PHILADELPHIA — The American Association for Cancer Research (AACR) recently announced the appointment of Robert D. Schreiber, PhD, and Philip D. Greenberg, MD, as editors-in-chief of Cancer Immunology Research, one of eight peer-reviewed journals published by the AACR. In their roles, Schreiber and Greenberg will set goals and determine editorial strategy for the journal.
Cancer Immunology Research publishes original articles reporting advances in cancer immunology and immunotherapies that span the spectrum of science and medicine, from basic investigations in host-tumor interactions to developmental therapeutics in model systems, early translational studies in patients, and late-stage clinical trials. The journal disseminates the latest developments in the field to cancer researchers in all disciplines, catalyzing the cross-disciplinary work needed to yield improved clinical outcomes.

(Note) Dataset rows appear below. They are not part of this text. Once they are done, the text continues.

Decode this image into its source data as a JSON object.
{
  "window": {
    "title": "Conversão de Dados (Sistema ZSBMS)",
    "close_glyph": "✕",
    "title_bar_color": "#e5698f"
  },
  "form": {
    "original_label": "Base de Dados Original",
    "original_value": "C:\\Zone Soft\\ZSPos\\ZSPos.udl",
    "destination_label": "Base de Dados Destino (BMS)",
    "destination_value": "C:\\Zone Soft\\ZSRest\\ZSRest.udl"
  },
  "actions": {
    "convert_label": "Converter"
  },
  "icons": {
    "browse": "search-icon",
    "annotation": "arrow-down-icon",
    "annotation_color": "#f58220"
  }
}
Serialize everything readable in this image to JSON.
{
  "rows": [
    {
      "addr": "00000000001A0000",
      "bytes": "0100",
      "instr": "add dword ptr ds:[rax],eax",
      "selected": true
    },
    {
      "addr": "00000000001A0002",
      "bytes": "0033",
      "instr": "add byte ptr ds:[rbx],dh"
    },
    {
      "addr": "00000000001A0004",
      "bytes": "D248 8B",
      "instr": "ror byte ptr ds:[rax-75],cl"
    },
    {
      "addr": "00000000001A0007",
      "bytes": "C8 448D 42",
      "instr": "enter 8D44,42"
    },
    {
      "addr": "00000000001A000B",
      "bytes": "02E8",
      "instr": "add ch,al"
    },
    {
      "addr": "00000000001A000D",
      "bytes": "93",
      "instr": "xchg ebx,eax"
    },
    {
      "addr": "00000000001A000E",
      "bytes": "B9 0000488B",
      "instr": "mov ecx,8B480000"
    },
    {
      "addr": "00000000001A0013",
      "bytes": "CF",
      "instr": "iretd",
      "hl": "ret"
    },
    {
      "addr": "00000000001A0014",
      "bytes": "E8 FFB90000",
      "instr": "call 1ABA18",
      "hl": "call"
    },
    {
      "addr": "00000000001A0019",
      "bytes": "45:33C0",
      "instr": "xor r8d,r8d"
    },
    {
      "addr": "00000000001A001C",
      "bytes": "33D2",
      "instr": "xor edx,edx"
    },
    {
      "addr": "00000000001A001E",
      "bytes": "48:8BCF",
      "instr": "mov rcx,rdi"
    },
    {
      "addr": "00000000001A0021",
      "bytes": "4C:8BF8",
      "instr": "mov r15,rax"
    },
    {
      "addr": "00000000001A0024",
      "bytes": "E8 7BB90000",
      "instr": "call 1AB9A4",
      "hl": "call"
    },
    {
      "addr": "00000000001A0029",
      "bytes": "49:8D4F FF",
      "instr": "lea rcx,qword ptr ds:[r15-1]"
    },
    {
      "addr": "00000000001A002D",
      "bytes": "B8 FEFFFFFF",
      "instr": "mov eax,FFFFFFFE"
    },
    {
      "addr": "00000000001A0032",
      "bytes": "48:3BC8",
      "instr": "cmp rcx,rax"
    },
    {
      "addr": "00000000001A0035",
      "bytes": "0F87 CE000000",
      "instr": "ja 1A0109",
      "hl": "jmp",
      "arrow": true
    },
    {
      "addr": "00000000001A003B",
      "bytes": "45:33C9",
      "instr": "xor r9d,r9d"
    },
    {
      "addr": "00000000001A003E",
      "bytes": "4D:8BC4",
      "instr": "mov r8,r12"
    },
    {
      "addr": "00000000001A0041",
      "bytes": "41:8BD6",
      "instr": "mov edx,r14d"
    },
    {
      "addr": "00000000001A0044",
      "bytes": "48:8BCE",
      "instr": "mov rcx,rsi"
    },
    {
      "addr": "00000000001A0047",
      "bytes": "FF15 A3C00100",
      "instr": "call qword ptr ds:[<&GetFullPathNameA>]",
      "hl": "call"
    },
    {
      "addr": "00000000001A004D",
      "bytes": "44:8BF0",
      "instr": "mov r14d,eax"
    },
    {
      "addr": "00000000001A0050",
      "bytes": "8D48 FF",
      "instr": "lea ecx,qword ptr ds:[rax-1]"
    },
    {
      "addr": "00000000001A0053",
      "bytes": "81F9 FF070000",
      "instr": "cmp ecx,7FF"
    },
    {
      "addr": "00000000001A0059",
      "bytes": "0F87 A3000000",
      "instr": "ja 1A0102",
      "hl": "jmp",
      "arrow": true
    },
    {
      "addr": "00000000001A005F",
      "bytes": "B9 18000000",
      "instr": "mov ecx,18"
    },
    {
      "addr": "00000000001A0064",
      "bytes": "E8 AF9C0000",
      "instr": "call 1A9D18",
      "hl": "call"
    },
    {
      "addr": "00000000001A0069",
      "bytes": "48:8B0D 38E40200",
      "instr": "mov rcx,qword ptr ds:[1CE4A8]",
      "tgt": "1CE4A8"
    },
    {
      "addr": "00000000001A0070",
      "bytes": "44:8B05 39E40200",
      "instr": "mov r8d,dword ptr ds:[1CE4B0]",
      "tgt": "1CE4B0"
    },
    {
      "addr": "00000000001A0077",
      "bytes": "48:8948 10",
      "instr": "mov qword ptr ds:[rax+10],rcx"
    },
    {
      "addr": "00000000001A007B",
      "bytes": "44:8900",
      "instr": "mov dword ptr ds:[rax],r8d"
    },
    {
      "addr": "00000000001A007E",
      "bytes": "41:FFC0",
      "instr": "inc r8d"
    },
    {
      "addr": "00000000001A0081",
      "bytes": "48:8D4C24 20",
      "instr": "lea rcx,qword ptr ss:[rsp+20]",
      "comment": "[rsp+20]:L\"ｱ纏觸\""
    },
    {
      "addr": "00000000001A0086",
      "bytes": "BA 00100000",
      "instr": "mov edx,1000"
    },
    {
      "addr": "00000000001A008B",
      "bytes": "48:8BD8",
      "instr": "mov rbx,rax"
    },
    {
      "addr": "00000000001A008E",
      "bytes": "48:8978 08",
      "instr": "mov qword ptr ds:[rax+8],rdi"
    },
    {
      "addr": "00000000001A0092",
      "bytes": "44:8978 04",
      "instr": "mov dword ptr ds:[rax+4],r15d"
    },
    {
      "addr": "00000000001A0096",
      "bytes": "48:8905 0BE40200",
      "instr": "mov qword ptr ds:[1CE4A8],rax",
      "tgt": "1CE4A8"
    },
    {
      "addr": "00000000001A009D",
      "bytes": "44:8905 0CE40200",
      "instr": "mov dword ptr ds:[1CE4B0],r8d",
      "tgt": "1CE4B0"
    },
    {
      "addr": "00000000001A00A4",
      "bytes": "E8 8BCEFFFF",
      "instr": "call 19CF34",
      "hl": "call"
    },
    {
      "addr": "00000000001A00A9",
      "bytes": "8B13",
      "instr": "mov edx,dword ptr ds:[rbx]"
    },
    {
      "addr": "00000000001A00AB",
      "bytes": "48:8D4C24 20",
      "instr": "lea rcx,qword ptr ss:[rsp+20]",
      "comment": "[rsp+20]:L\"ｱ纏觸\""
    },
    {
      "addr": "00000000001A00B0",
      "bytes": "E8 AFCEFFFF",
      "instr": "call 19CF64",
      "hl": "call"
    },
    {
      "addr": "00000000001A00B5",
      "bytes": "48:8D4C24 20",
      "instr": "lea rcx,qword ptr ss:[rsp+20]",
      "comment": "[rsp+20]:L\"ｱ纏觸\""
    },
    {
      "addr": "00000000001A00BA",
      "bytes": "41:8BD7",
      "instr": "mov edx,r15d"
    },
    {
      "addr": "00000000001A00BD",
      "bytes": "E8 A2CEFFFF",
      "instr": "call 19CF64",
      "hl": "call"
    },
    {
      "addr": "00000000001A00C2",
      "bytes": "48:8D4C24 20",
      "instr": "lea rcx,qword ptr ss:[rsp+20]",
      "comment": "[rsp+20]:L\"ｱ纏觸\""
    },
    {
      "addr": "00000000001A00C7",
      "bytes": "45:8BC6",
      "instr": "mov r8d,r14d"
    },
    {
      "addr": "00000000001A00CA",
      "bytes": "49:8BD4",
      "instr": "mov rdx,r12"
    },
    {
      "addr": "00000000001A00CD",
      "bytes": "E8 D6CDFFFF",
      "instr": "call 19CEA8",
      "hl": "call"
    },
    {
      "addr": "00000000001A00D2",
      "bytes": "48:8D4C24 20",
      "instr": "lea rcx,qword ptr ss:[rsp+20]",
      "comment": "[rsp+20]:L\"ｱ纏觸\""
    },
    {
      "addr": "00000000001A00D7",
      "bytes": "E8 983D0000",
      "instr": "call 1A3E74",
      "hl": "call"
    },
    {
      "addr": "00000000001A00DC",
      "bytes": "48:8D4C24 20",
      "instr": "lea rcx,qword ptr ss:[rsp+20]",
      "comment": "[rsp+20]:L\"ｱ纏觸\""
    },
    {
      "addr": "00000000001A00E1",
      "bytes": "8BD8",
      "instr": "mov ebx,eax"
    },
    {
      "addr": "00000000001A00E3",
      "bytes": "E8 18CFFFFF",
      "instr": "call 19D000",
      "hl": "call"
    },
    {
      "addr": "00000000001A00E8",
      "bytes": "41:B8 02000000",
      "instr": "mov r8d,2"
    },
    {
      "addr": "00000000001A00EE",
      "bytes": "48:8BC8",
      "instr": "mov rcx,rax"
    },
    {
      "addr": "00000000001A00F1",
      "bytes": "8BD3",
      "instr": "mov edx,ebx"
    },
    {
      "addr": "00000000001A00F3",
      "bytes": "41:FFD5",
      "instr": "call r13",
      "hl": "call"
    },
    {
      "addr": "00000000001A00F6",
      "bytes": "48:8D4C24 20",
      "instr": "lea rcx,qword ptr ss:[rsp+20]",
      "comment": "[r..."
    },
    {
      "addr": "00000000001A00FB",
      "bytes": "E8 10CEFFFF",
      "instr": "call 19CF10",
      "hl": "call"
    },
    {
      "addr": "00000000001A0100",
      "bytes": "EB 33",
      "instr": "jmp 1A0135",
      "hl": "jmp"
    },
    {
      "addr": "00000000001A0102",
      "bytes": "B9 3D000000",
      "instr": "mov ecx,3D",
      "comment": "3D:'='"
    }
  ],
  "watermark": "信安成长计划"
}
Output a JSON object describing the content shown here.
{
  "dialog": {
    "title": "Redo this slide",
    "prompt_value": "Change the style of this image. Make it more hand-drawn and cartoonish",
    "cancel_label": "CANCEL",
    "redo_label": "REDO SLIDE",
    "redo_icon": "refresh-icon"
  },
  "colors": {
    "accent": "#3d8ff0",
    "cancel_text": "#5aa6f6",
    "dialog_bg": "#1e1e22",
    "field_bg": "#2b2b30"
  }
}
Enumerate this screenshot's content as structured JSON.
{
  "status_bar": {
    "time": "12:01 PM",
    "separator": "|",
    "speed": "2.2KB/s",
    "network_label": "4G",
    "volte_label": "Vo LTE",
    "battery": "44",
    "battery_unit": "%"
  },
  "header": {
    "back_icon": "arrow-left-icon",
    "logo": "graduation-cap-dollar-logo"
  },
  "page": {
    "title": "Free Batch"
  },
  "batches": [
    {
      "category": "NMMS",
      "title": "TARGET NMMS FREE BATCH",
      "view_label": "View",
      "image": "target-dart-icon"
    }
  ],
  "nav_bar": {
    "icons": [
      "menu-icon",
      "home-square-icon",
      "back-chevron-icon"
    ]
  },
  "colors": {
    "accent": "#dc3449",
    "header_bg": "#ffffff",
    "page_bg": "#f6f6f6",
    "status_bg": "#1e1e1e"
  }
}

“We are honored and excited about the opportunity to lead Cancer Immunology Research. Together with my co-editor-in-chief, we hope to establish the journal as the definitive voice in this rapidly expanding field,” said Schreiber.
“Cancer Immunology Research has as its goal becoming the publication forum for the breadth of investigators and clinicians engaged in or interested in immunology, particularly as it relates to cancer,” added Greenberg.
“In 2013, the AACR launched Cancer Immunology Research with Glenn Dranoff as the founding editor-in-chief to capture the most significant work in the field of cancer immunology and to highlight the relationship of cancer immunology to other areas of cancer research,” said Margaret Foti, PhD, MD (hc), chief executive officer of the AACR. “The AACR owes much gratitude to Dr. Dranoff for his editorial vision and for the journal’s many early successes. Under the new leadership of Drs. Schreiber and Greenberg, the journal will continue its commitment to publish all aspects of cancer immunology and immunotherapy.”
Schreiber is the alumni endowed professor of pathology and immunology and director of the Center for Human Immunology and Immunotherapy Programs at Washington University School of Medicine in St. Louis. His earlier work focused on the interaction of the immune system with developing cancers and led to elucidation of the process known as cancer immunoediting.
Recently, Schreiber and colleagues used genomics approaches to identify somatic mutations in tumors that give rise to tumor-specific mutant antigens and showed that some tumor neoantigens are targets of T cells that respond to immune checkpoint antibodies. He further showed that tumor-specific neoantigens can form the basis for therapeutically effective personalized cancer vaccines.
Schreiber has received many honors, including the William B. Coley Award from the Cancer Research Institute (CRI), the Charles Rodolphe Brupbacher Prize for Cancer Research, and the AACR-CRI Lloyd J. Old Award in Cancer Immunology. He is a member of the AACR, the American Academy of Arts and Sciences, and the U.S. National Academy of Sciences. He has been a member of numerous editorial boards, including Cancer Immunology Research. He received both his bachelor’s and doctoral degrees from the State University of New York at Buffalo.
Greenberg is a professor of medicine/oncology and immunology at the University of Washington and head of the Program in Immunology at the Fred Hutchinson Cancer Research Center in Seattle. His career has focused on elucidating fundamental principles underlying a T cell’s ability to recognize and eliminate tumor cells, to distinguish cancer cells from normal cells, and to maintain function in the tumor microenvironment. His lab is developing cellular and molecular approaches to manipulate cellular immunity and overcome obstacles to effective immunotherapy, and is translating laboratory studies to the treatment of cancer patients, with a particular emphasis on adoptive therapy with genetically engineered T cells.
Greenberg’s honors include the William B. Coley Award from CRI and the Team Science Award for Career Achievements from the Society for the Immunotherapy of Cancer, among many others. He is a member of the AACR, the American Society of Clinical Investigation, the Association of American Physicians, the American College of Physicians, and the American Association for the Advancement of Science. He has served on editorial boards of multiple publications, including Cancer Immunology Research. He received his bachelor’s degree from Washington University and his medical degree from the State University of New York, Downstate Medical Center.